# YOUR INSTRUCTIONS
Give back all the data exactly, line by line.

# Stored data
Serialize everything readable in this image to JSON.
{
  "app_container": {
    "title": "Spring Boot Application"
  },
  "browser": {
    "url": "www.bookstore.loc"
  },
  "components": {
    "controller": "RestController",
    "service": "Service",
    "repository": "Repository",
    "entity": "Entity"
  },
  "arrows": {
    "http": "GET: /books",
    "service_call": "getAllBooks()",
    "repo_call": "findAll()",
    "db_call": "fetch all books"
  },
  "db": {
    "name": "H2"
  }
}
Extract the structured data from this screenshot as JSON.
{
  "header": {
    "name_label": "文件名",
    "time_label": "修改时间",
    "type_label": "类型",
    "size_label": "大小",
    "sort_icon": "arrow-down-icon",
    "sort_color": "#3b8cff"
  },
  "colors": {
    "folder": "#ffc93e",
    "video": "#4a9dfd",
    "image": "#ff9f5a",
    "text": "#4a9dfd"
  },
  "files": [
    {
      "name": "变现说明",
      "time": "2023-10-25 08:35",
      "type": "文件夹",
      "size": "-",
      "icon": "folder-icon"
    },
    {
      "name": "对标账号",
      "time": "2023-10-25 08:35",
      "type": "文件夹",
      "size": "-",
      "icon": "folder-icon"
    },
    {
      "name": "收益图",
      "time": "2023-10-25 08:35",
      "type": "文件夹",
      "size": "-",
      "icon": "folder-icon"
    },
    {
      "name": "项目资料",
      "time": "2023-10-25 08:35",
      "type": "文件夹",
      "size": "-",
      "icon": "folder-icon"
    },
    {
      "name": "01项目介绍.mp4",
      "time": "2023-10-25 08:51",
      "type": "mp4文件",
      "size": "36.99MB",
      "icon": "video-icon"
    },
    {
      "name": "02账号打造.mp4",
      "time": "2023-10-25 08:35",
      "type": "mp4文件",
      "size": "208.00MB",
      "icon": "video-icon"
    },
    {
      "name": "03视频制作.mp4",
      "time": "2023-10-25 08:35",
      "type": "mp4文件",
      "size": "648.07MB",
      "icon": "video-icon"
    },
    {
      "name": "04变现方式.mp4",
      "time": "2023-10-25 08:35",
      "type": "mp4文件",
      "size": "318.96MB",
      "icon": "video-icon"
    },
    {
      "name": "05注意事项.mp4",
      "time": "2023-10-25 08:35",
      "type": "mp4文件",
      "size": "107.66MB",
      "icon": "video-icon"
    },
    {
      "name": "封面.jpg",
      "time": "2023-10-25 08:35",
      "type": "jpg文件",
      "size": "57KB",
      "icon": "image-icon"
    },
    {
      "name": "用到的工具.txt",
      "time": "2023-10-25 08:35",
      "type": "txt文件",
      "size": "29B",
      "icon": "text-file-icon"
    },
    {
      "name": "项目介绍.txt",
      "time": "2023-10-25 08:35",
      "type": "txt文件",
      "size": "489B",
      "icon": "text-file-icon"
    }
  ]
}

# ANSWER SECTION
Serialize everything readable in this image to JSON.
{
  "app_container": {
    "title": "Spring Boot Application"
  },
  "browser": {
    "url": "www.bookstore.loc"
  },
  "components": {
    "controller": "RestController",
    "service": "Service",
    "repository": "Repository",
    "entity": "Entity"
  },
  "arrows": {
    "http": "GET: /books",
    "service_call": "getAllBooks()",
    "repo_call": "findAll()",
    "db_call": "fetch all books"
  },
  "db": {
    "name": "H2"
  }
}
Extract the structured data from this screenshot as JSON.
{
  "header": {
    "name_label": "文件名",
    "time_label": "修改时间",
    "type_label": "类型",
    "size_label": "大小",
    "sort_icon": "arrow-down-icon",
    "sort_color": "#3b8cff"
  },
  "colors": {
    "folder": "#ffc93e",
    "video": "#4a9dfd",
    "image": "#ff9f5a",
    "text": "#4a9dfd"
  },
  "files": [
    {
      "name": "变现说明",
      "time": "2023-10-25 08:35",
      "type": "文件夹",
      "size": "-",
      "icon": "folder-icon"
    },
    {
      "name": "对标账号",
      "time": "2023-10-25 08:35",
      "type": "文件夹",
      "size": "-",
      "icon": "folder-icon"
    },
    {
      "name": "收益图",
      "time": "2023-10-25 08:35",
      "type": "文件夹",
      "size": "-",
      "icon": "folder-icon"
    },
    {
      "name": "项目资料",
      "time": "2023-10-25 08:35",
      "type": "文件夹",
      "size": "-",
      "icon": "folder-icon"
    },
    {
      "name": "01项目介绍.mp4",
      "time": "2023-10-25 08:51",
      "type": "mp4文件",
      "size": "36.99MB",
      "icon": "video-icon"
    },
    {
      "name": "02账号打造.mp4",
      "time": "2023-10-25 08:35",
      "type": "mp4文件",
      "size": "208.00MB",
      "icon": "video-icon"
    },
    {
      "name": "03视频制作.mp4",
      "time": "2023-10-25 08:35",
      "type": "mp4文件",
      "size": "648.07MB",
      "icon": "video-icon"
    },
    {
      "name": "04变现方式.mp4",
      "time": "2023-10-25 08:35",
      "type": "mp4文件",
      "size": "318.96MB",
      "icon": "video-icon"
    },
    {
      "name": "05注意事项.mp4",
      "time": "2023-10-25 08:35",
      "type": "mp4文件",
      "size": "107.66MB",
      "icon": "video-icon"
    },
    {
      "name": "封面.jpg",
      "time": "2023-10-25 08:35",
      "type": "jpg文件",
      "size": "57KB",
      "icon": "image-icon"
    },
    {
      "name": "用到的工具.txt",
      "time": "2023-10-25 08:35",
      "type": "txt文件",
      "size": "29B",
      "icon": "text-file-icon"
    },
    {
      "name": "项目介绍.txt",
      "time": "2023-10-25 08:35",
      "type": "txt文件",
      "size": "489B",
      "icon": "text-file-icon"
    }
  ]
}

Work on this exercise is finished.